What I will mention is that, as alluded to earlier, different macronutrients absolutely DO have different hormonal and metabolic effects in the body. They affect appetite, satiation, brain chemistry, etc. in different ways.
This becomes really important when we ask “if putting on fat is caused by overeating, well what is causing us to overeat?”. From this question we get hypotheses such as food palatability and food reward being central to the obesity epidemic.
So there are certainly other factors to consider when deciding on a dietary approach or the usefulness of a diet. All I’m saying however is that when calories and protein are matched, the simple practice of eating more fat will not lead to greater fat loss in and of itself.
When we oxidise fatty acids we can generate ATP which can be used for energy production. In essence, this process is the fat-burning process we hear about. Taking available fat and using it up for the purposes of energy production.
Sounds good so far. So where’s the problem?
Just because we’re burning more fat, does that mean we are burning the fat that is stored in our fat tissue?
On a high-fat diet or after we eat a high-fat meal, we are going to break the triglycerides in food down to fatty acids and glycerol. We’ll then have a ton of fatty acids readily available to be used for energy production. Additionally we know that we can oxidise intramuscular triglycerides (fat stored between muscle) and fat in VLDL particles.
So all that fat we’re burning is the fatty acids in the bloodstream. And when we eat more fat, we have more of it in the bloodstream.
Meaning, if “burning more fat” simply equates to oxidizing more fatty acids then of course we should be burning more fat when we eat more fat… there’s a whole load more of it available, right?
I mean that makes sense doesn’t it?
So yes, you could say we are “burning” more fat. But the question really is this:
What does this mean in relation to body fat levels?
This is where things get a bit more interesting and very nuanced.
At first glance, at least from as much as I’ve been able to conclude so far from the available evidence, is that the fat we’re burning is coming from the increased fatty acids made available to us from out meals unless… yep, you guessed it, we’re in a calorie deficit.

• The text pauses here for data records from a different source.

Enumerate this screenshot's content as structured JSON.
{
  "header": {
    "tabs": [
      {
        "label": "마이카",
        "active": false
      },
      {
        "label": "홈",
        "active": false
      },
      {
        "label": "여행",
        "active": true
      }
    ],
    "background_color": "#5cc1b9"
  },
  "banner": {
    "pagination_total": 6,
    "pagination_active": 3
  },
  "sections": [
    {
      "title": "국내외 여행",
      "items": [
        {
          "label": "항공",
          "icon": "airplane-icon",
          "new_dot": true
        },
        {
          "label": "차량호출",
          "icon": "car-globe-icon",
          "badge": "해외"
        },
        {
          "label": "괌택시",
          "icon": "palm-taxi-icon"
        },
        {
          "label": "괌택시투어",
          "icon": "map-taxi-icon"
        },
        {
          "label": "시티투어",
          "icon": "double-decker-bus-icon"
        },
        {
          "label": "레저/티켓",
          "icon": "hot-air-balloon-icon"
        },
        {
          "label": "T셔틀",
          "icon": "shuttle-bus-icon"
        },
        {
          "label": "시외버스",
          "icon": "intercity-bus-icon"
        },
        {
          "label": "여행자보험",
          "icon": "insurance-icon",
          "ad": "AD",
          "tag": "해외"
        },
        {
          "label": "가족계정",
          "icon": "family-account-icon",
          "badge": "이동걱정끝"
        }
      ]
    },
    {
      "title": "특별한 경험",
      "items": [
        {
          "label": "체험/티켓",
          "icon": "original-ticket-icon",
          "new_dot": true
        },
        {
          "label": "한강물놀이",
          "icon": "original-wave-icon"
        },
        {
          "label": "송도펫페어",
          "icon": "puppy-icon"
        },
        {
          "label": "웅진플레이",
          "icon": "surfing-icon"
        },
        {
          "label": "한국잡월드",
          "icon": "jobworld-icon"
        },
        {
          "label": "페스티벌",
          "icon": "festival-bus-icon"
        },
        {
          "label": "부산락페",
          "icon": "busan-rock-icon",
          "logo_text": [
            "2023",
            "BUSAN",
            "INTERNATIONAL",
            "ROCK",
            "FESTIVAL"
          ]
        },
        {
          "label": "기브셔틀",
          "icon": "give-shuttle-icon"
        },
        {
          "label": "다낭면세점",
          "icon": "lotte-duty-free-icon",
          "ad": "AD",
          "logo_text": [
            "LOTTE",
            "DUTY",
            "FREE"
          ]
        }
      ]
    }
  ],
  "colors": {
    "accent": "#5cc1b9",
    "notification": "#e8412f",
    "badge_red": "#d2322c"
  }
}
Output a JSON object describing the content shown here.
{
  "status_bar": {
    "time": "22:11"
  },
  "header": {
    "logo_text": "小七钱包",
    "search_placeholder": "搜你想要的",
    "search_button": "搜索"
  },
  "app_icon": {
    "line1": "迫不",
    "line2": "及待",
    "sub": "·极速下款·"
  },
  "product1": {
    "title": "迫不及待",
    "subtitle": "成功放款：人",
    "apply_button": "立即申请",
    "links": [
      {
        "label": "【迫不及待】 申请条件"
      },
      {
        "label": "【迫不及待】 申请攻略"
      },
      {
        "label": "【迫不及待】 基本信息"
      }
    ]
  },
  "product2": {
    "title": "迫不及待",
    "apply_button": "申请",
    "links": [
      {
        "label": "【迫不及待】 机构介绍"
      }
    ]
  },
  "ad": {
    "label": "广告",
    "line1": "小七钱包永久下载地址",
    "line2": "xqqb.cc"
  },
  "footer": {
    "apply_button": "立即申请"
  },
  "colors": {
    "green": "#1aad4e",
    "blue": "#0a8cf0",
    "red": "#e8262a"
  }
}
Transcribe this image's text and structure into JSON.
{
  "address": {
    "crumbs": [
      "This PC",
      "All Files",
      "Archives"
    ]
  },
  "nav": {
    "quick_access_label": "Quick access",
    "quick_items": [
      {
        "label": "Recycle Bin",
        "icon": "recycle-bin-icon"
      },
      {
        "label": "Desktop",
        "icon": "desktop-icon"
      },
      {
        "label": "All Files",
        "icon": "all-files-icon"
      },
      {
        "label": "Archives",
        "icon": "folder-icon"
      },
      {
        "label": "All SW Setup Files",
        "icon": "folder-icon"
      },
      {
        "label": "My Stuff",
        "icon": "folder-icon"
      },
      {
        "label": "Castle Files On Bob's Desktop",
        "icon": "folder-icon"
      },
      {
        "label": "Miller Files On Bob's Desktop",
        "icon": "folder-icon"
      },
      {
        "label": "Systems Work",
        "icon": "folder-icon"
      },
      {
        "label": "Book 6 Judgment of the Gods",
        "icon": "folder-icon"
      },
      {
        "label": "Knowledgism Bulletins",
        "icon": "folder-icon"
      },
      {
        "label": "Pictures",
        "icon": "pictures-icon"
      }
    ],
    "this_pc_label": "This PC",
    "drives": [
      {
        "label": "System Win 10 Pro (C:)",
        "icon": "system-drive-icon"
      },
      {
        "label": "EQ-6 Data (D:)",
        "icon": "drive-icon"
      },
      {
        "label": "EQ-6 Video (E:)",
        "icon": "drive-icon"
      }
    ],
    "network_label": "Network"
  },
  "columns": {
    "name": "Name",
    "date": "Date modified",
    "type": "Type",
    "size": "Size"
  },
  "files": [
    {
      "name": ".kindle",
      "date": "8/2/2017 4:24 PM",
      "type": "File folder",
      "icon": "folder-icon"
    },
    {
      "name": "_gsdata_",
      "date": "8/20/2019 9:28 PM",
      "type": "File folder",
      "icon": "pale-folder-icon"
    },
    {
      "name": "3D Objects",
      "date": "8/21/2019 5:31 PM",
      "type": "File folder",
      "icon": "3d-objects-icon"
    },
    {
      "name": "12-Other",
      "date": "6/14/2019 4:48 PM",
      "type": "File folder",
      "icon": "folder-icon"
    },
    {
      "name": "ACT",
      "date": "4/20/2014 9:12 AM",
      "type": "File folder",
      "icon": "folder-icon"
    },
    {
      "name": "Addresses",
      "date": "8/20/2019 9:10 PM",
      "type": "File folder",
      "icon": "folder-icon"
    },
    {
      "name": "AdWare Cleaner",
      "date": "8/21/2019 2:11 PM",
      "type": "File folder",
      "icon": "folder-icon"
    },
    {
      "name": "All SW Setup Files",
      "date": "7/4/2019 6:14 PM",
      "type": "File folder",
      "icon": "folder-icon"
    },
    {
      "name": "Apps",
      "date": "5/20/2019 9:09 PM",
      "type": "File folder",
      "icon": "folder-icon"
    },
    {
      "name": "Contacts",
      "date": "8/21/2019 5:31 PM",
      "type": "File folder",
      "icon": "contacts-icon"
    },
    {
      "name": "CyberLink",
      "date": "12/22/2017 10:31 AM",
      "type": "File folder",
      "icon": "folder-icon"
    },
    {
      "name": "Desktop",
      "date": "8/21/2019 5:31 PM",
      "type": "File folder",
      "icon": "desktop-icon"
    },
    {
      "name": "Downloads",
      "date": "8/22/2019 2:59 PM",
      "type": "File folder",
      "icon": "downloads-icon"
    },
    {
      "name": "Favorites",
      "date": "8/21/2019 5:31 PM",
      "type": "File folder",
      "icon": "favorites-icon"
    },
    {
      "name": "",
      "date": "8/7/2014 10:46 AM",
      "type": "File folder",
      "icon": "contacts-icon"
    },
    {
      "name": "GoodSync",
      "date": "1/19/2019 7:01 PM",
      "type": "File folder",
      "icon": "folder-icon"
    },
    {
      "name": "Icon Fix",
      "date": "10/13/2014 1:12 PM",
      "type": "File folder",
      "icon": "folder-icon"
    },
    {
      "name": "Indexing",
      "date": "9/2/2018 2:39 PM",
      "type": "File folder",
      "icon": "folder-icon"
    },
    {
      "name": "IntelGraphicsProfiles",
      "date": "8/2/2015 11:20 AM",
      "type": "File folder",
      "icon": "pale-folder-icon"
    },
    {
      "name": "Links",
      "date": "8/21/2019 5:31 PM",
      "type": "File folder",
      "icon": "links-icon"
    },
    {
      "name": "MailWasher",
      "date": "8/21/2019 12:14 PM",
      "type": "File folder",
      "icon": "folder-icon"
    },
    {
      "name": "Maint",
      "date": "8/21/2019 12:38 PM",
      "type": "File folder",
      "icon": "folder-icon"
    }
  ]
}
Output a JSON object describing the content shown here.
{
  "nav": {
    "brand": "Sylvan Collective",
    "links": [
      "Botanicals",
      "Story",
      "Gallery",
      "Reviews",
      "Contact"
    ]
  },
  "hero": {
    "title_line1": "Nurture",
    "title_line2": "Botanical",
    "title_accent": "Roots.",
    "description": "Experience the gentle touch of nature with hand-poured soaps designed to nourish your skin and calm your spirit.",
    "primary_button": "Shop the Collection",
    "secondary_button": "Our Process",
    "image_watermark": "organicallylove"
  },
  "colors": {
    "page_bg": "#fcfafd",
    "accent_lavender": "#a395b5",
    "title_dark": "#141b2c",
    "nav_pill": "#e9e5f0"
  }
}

I can’t seen evidence of any potential mechanism by which it is possible to lose body fat without having a negative energy imbalance (i.e. expenditure is higher than input). There are hypotheses of there being a “metabolic advantage” when in ketosis for example, but that’s far from accepted.
But even beyond all that, even when fat IS released from fat cells, that still doesn’t necessarily mean we are actually losing fat.
Does this mean high-fat diets have no use in a fat loss situation then? Absolutely not.
High-fat diets can be an excellent tool for certain people. For some people they find LCHF diets easier to adhere to and they enjoy the style of eating. For those on insulin therapy, they may enjoy it as the lower carbohydrate intake will require less insulin use. And so on.
But if we look at what actually happens in the process of fat and carbohydrate metabolism it starts to become clearer that fat loss really will be determined by caloric intake, with most other variables being equal (including protein intake, which is often forgotten about in studies).
So yes, while you burn more fat on a high-fat diet, you have more of it to burn.
And that is the key thing to remember.
In conclusion, eat predominantly good quality food, consume adequate protein, consume adequate fibre, limit saturated fat intake, and eat at a calorie intake level that mirrors your needs. The exact amount of carbohydrate and dietary fat can vary based on preferences and needs.